    There are an awful lot of good QBs playing better football than Freeman — if they get to 10-11 wins, he’ll get support, but i think people are not sold on the Bucs or Freeman. He’s not a top-5 most valuable QB — who do you dump among the 5 that got votes this week?

  • iwarne1

    MVP isn’t about being the best at your position, but most important to your team. I look at MVP races as the difference between the team’s current success and their hypothetical success if said player was replaced by a backup. I think Freeman has more singular importance to his team than quite a few folks on the list above. I’m just surprised he didn’t get a single vote.

  • http://www.profootballfocus.com Jonathan Comey

    Freeman is good, sure. But wouldn’t Aaron Rodgers, Peyton Manning, Philip Rivers, etc., all have that same singular importance if they were helming the Bucs?

  • http://zerodev.tumblr.com Alessandro Miglio

    Sure, being important to your team is a big part of the MVP discussion, but there are a lot of candidates ahead of Freeman in that regard alone. I mean, Brees isn’t on this list and New Orleans would be terrible without him. Vick is great, but the fact that Kolb has performed well mitigates Vick’s candidacy, in my opinion. It’s gotta be Manning or Rivers at this point.

  • iwarne1

    According to the voters here, Carl Nicks is more important to his team than Brees. I’m not saying I disagree with that (Brees has been pretty inconsistent this year), just a response to the above comment.

  • http://www.profootballfocus.com Sam Monson

    The problem with the ‘who is most important to their team’ argument is that it ends up being ‘what team has the worst backup QB?’ – and that’s your answer.

    New England got by fine with Matt Cassel at QB, but does anybody doubt the importance of Tom Brady to them?
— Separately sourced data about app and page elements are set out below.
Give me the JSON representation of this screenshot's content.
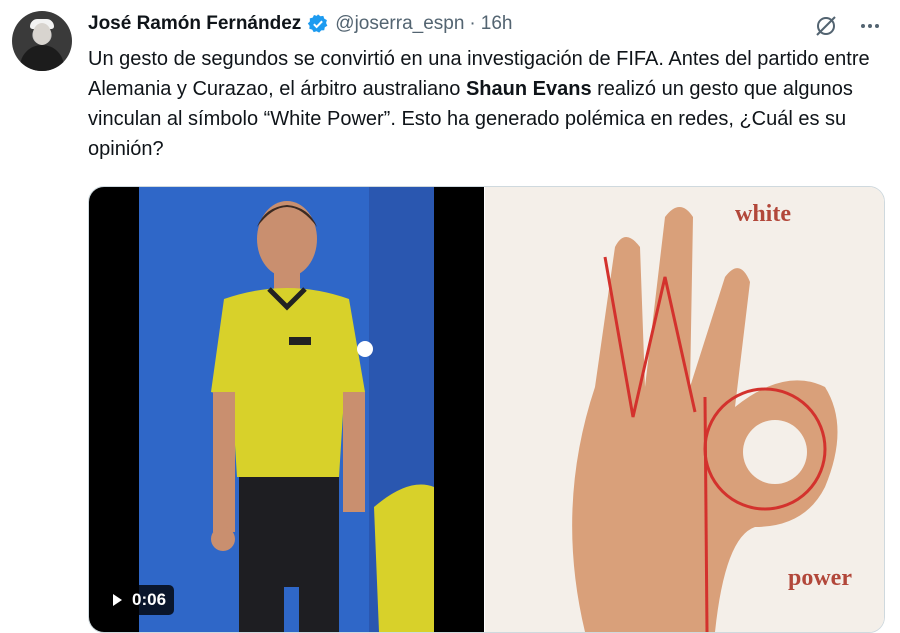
{
  "tweet": {
    "author_name": "José Ramón Fernández",
    "handle": "@joserra_espn",
    "separator": "·",
    "time": "16h",
    "text": {
      "part1": "Un gesto de segundos se convirtió en una investigación de FIFA. Antes del partido entre Alemania y Curazao, el árbitro australiano ",
      "bold": "Shaun Evans",
      "part2": " realizó un gesto que algunos vinculan al símbolo “White Power”. Esto ha generado polémica en redes, ¿Cuál es su opinión?"
    }
  },
  "media": {
    "video_duration": "0:06",
    "image_caption_top": "white",
    "image_caption_bottom": "power"
  },
  "icons": {
    "verified": "verified-badge-icon",
    "grok": "grok-icon",
    "more": "more-options-icon",
    "play": "play-icon"
  },
  "colors": {
    "verified": "#1d9bf0",
    "secondary_text": "#536471",
    "caption": "#b2473a"
  }
}
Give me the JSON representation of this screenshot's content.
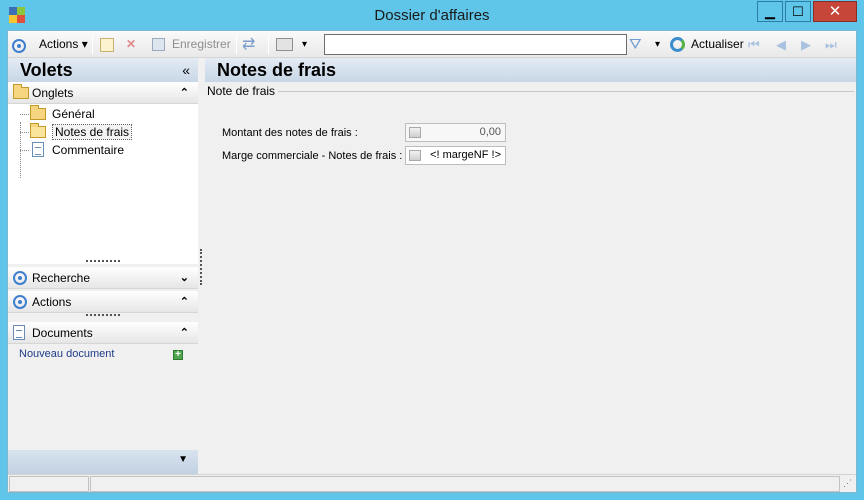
{
  "window": {
    "title": "Dossier d'affaires",
    "minimize": "▁",
    "maximize": "☐",
    "close": "✕"
  },
  "toolbar": {
    "actions_label": "Actions",
    "save_label": "Enregistrer",
    "refresh_label": "Actualiser",
    "search_value": ""
  },
  "left": {
    "title": "Volets",
    "collapse_glyph": "«",
    "sections": {
      "onglets": "Onglets",
      "recherche": "Recherche",
      "actions": "Actions",
      "documents": "Documents"
    },
    "tree": [
      "Général",
      "Notes de frais",
      "Commentaire"
    ],
    "new_document": "Nouveau document"
  },
  "main": {
    "title": "Notes de frais",
    "group": "Note de frais",
    "fields": {
      "montant_label": "Montant des notes de frais :",
      "montant_value": "0,00",
      "marge_label": "Marge commerciale - Notes de frais :",
      "marge_value": "<! margeNF !>"
    }
  },
  "colors": {
    "titlebar": "#5fc6ea",
    "close_button": "#c7463a",
    "panel_header": "#c8d6e6"
  },
  "icons": [
    "app-icon",
    "circle-icon",
    "new-icon",
    "delete-icon",
    "save-icon",
    "refresh-icon",
    "print-icon",
    "filter-icon",
    "first-icon",
    "prev-icon",
    "next-icon",
    "last-icon",
    "folder-icon",
    "document-icon",
    "add-icon"
  ]
}
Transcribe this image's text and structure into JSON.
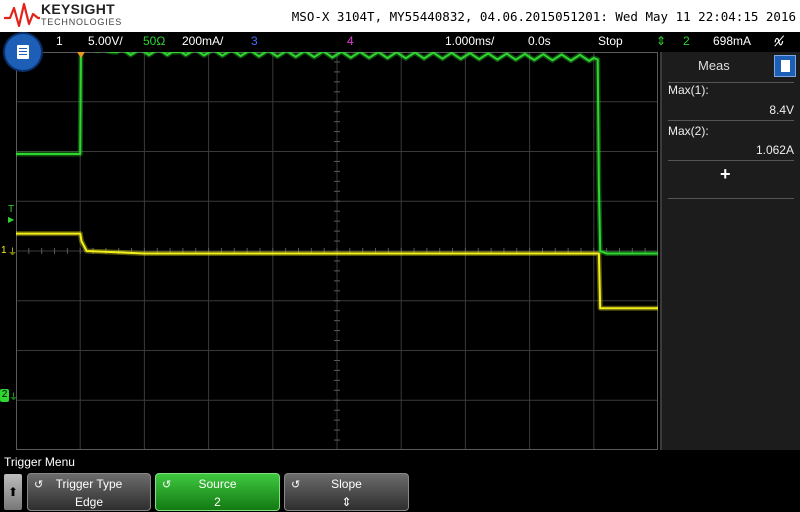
{
  "header": {
    "brand_name": "KEYSIGHT",
    "brand_sub": "TECHNOLOGIES",
    "instrument_info": "MSO-X 3104T, MY55440832, 04.06.2015051201: Wed May 11 22:04:15 2016"
  },
  "status": {
    "ch1_num": "1",
    "ch1_scale": "5.00V/",
    "ch2_impedance": "50Ω",
    "ch2_scale": "200mA/",
    "ch3_num": "3",
    "ch4_num": "4",
    "timebase": "1.000ms/",
    "delay": "0.0s",
    "run_state": "Stop",
    "trigger_icon": "⇕",
    "trigger_source": "2",
    "trigger_level": "698mA"
  },
  "markers": {
    "trigger": "T",
    "ch1": "1",
    "ch2": "2"
  },
  "measurements": {
    "title": "Meas",
    "items": [
      {
        "label": "Max(1):",
        "value": "8.4V"
      },
      {
        "label": "Max(2):",
        "value": "1.062A"
      }
    ],
    "add_symbol": "+"
  },
  "softkeys": {
    "menu_title": "Trigger Menu",
    "up_arrow": "🠅",
    "keys": [
      {
        "title": "Trigger Type",
        "value": "Edge"
      },
      {
        "title": "Source",
        "value": "2"
      },
      {
        "title": "Slope",
        "value": "⇕"
      }
    ]
  },
  "colors": {
    "ch1": "#f2ef1b",
    "ch2": "#2fd62f",
    "ch3": "#4a6cff",
    "ch4": "#e23ad0",
    "menu_blue": "#1d5fb7"
  },
  "chart_data": {
    "type": "line",
    "series": [
      {
        "channel": "1",
        "x": [
          -5.0,
          -4.0,
          -3.98,
          -3.9,
          -3.0,
          0.0,
          2.0,
          4.08,
          4.1,
          4.4,
          5.0
        ],
        "y": [
          0.35,
          0.35,
          0.2,
          0.0,
          -0.05,
          -0.05,
          -0.05,
          -0.05,
          -1.15,
          -1.15,
          -1.15
        ]
      },
      {
        "channel": "2",
        "x": [
          -5.0,
          -4.0,
          -3.98,
          -3.95,
          -3.8,
          -3.5,
          -2.5,
          0.0,
          2.0,
          4.0,
          4.06,
          4.08,
          4.1,
          4.2,
          5.0
        ],
        "y": [
          1.95,
          1.95,
          5.4,
          4.3,
          4.05,
          4.0,
          4.0,
          3.95,
          3.92,
          3.88,
          3.85,
          1.3,
          0.0,
          -0.05,
          -0.05
        ]
      }
    ]
  }
}
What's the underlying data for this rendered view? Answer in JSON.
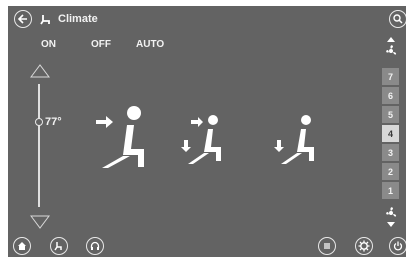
{
  "header": {
    "title": "Climate",
    "back_icon": "back-arrow-icon",
    "search_icon": "search-icon",
    "app_icon": "seat-icon"
  },
  "modes": [
    {
      "label": "ON"
    },
    {
      "label": "OFF"
    },
    {
      "label": "AUTO"
    }
  ],
  "temperature": {
    "value": "77°"
  },
  "airflow_modes": [
    {
      "icon": "airflow-upper-icon"
    },
    {
      "icon": "airflow-upper-lower-icon"
    },
    {
      "icon": "airflow-lower-icon"
    }
  ],
  "fan": {
    "levels": [
      "7",
      "6",
      "5",
      "4",
      "3",
      "2",
      "1"
    ],
    "selected": "4",
    "up_icon": "fan-increase-icon",
    "down_icon": "fan-decrease-icon"
  },
  "bottom_bar": {
    "left_icons": [
      "home-icon",
      "seat-icon",
      "headphones-icon"
    ],
    "right_icons": [
      "menu-icon",
      "settings-icon",
      "power-icon"
    ]
  },
  "colors": {
    "background": "#636363",
    "text": "#f2f2f2",
    "fan_active": "#d8d8d8",
    "fan_inactive": "#8a8a8a"
  }
}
    There has to be some element of play attached to it, and for me that eliminates Freeman – he’s just not playing at a high enough level to get serious consideration.